As I regularly monitor the Atlantic Ocean, Caribbean Sea and Gulf of Mexico for tropical trouble, thanks to the National Hurricane Center, I came across a few interesting and heartbreaking pieces on Hurricane Katrina and the long shadow it still casts on all of America five years later.
The big what-if: The San Antonio Current republished a New Orleans Gambit interview with Spike Lee about “If God Is Willing And Da Creek Don’t Rise,” his HBO documentary sequel to “When The Levees Broke.” Both multi-part films explore the history of New Orleans and the natural and political devastation its inhabitants endured in the days, months and years after Hurricane Katrina. “If God Is Willing” premiered this week on HBO.
‘We Knew the Story Was Not Done’: Newsweek also interviews Lee about the documentary.
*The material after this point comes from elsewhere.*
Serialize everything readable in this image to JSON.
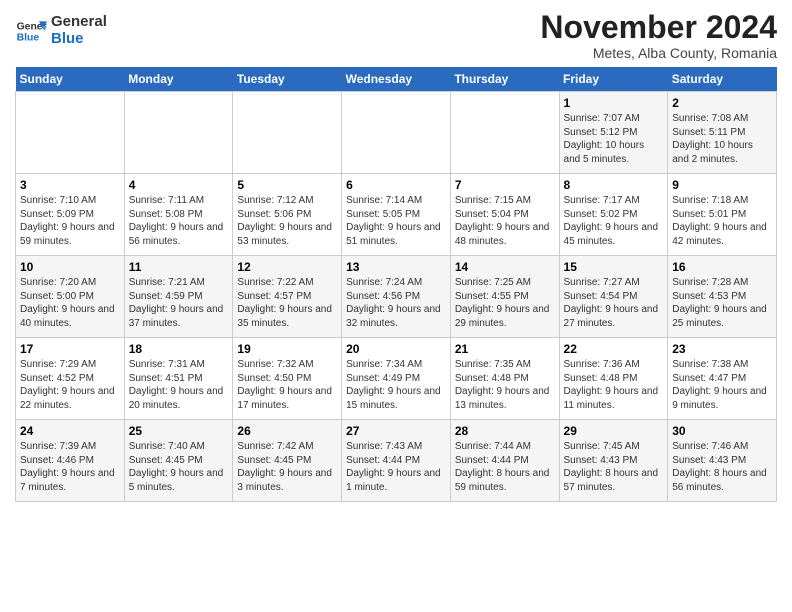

At one point, the filmmaker is asked if he thinks New Orleans residents will ever feel comfortable in their city again. Lee responds, “Still today, people are dealing with posttraumatic stress, especially kids, and this was five years ago. First of all, you can never feel 100 percent secure, because New Orleans is under sea level, and it’s in the direct path of storms during hurricane season. So it’s just a risk living there.”
Uneven Katrina recovery efforts often offered the most help to the most affluent: From the Washington Post: “In New Orleans, the massive government effort to repair the damage from Hurricane Katrina is fostering a stark divide as the state governments in Louisiana and Mississippi structured the rebuilding programs in ways that often offered the most help to the most affluent residents. The result, advocates say, has been an uneven recovery, with whites and middle-class people more likely than blacks and low-income people to have rebuilt their lives in the five years since the horrific storm.”
New Orleans’ Lower Ninth: Katrina’s Forgotten Victim? From Time: “Only a fifth of the Lower Ninth’s 20,000 residents have returned to live since 2005, in no small part because of inadequate reconstruction funding compared to aid that homeowners in other New Orleans neighborhoods have received, and because of the slow pace of long-promised infrastructure and other community development projects.”
And finally: Check out “Law and Disorder,” the latest Frontline TV documentary, which was produced in a partnership with ProPublica.org and the Times-Picayune, which each have their own excellent investigation packages devoted to the post-Katrina chaos. And then take a look at “The Storm,” Frontline’s first riveting look at Katrina and New Orleans.
(Photo from the Associated Press and the NOAA.)